======== Input for this task ========

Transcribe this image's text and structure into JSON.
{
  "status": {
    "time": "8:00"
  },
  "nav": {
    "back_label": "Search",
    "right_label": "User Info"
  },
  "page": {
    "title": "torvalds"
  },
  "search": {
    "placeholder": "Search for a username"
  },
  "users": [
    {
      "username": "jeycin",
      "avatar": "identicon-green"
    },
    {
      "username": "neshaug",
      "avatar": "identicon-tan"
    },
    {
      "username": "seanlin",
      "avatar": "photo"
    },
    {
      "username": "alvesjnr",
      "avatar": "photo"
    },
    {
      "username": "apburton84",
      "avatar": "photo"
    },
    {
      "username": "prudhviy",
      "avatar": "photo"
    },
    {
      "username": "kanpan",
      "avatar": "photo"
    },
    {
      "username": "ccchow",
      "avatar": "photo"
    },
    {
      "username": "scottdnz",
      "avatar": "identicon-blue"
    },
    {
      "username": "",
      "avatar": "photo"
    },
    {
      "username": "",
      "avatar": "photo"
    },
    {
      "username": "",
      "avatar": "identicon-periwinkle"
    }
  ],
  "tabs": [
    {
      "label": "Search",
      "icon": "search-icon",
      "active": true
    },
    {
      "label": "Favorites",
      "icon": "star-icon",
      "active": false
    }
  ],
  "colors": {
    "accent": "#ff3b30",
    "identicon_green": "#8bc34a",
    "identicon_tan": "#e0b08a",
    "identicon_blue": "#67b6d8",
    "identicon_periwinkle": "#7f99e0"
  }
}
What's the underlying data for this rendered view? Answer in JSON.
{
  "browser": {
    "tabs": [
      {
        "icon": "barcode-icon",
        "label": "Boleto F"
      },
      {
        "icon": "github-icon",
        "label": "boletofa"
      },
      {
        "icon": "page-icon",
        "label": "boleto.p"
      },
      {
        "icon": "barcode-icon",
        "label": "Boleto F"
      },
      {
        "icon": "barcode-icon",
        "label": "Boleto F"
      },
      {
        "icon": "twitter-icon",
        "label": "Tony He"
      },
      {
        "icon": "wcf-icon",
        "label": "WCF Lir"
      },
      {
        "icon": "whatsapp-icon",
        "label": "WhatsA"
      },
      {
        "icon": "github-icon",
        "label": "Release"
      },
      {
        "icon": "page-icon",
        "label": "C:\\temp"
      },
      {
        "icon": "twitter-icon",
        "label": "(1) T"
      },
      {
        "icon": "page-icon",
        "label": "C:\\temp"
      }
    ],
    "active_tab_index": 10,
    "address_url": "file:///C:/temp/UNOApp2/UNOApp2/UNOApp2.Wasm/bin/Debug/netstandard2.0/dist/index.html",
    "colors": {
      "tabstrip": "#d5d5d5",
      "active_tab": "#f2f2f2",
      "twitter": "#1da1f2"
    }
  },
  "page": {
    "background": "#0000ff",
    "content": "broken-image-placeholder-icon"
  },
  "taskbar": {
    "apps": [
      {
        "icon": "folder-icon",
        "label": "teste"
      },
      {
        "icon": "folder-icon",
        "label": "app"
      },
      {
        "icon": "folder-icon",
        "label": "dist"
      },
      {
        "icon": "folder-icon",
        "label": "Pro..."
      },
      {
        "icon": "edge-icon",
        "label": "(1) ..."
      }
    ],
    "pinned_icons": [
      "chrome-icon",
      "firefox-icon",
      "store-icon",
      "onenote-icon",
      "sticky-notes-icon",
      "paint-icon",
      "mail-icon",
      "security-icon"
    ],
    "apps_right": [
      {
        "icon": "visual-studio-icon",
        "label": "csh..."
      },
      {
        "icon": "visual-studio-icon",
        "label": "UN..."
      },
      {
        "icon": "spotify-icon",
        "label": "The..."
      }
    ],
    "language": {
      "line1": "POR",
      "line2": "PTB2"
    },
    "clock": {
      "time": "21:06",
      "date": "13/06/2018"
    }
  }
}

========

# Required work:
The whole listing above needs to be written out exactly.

# Answer for this exercise:
Transcribe this image's text and structure into JSON.
{
  "status": {
    "time": "8:00"
  },
  "nav": {
    "back_label": "Search",
    "right_label": "User Info"
  },
  "page": {
    "title": "torvalds"
  },
  "search": {
    "placeholder": "Search for a username"
  },
  "users": [
    {
      "username": "jeycin",
      "avatar": "identicon-green"
    },
    {
      "username": "neshaug",
      "avatar": "identicon-tan"
    },
    {
      "username": "seanlin",
      "avatar": "photo"
    },
    {
      "username": "alvesjnr",
      "avatar": "photo"
    },
    {
      "username": "apburton84",
      "avatar": "photo"
    },
    {
      "username": "prudhviy",
      "avatar": "photo"
    },
    {
      "username": "kanpan",
      "avatar": "photo"
    },
    {
      "username": "ccchow",
      "avatar": "photo"
    },
    {
      "username": "scottdnz",
      "avatar": "identicon-blue"
    },
    {
      "username": "",
      "avatar": "photo"
    },
    {
      "username": "",
      "avatar": "photo"
    },
    {
      "username": "",
      "avatar": "identicon-periwinkle"
    }
  ],
  "tabs": [
    {
      "label": "Search",
      "icon": "search-icon",
      "active": true
    },
    {
      "label": "Favorites",
      "icon": "star-icon",
      "active": false
    }
  ],
  "colors": {
    "accent": "#ff3b30",
    "identicon_green": "#8bc34a",
    "identicon_tan": "#e0b08a",
    "identicon_blue": "#67b6d8",
    "identicon_periwinkle": "#7f99e0"
  }
}
What's the underlying data for this rendered view? Answer in JSON.
{
  "browser": {
    "tabs": [
      {
        "icon": "barcode-icon",
        "label": "Boleto F"
      },
      {
        "icon": "github-icon",
        "label": "boletofa"
      },
      {
        "icon": "page-icon",
        "label": "boleto.p"
      },
      {
        "icon": "barcode-icon",
        "label": "Boleto F"
      },
      {
        "icon": "barcode-icon",
        "label": "Boleto F"
      },
      {
        "icon": "twitter-icon",
        "label": "Tony He"
      },
      {
        "icon": "wcf-icon",
        "label": "WCF Lir"
      },
      {
        "icon": "whatsapp-icon",
        "label": "WhatsA"
      },
      {
        "icon": "github-icon",
        "label": "Release"
      },
      {
        "icon": "page-icon",
        "label": "C:\\temp"
      },
      {
        "icon": "twitter-icon",
        "label": "(1) T"
      },
      {
        "icon": "page-icon",
        "label": "C:\\temp"
      }
    ],
    "active_tab_index": 10,
    "address_url": "file:///C:/temp/UNOApp2/UNOApp2/UNOApp2.Wasm/bin/Debug/netstandard2.0/dist/index.html",
    "colors": {
      "tabstrip": "#d5d5d5",
      "active_tab": "#f2f2f2",
      "twitter": "#1da1f2"
    }
  },
  "page": {
    "background": "#0000ff",
    "content": "broken-image-placeholder-icon"
  },
  "taskbar": {
    "apps": [
      {
        "icon": "folder-icon",
        "label": "teste"
      },
      {
        "icon": "folder-icon",
        "label": "app"
      },
      {
        "icon": "folder-icon",
        "label": "dist"
      },
      {
        "icon": "folder-icon",
        "label": "Pro..."
      },
      {
        "icon": "edge-icon",
        "label": "(1) ..."
      }
    ],
    "pinned_icons": [
      "chrome-icon",
      "firefox-icon",
      "store-icon",
      "onenote-icon",
      "sticky-notes-icon",
      "paint-icon",
      "mail-icon",
      "security-icon"
    ],
    "apps_right": [
      {
        "icon": "visual-studio-icon",
        "label": "csh..."
      },
      {
        "icon": "visual-studio-icon",
        "label": "UN..."
      },
      {
        "icon": "spotify-icon",
        "label": "The..."
      }
    ],
    "language": {
      "line1": "POR",
      "line2": "PTB2"
    },
    "clock": {
      "time": "21:06",
      "date": "13/06/2018"
    }
  }
}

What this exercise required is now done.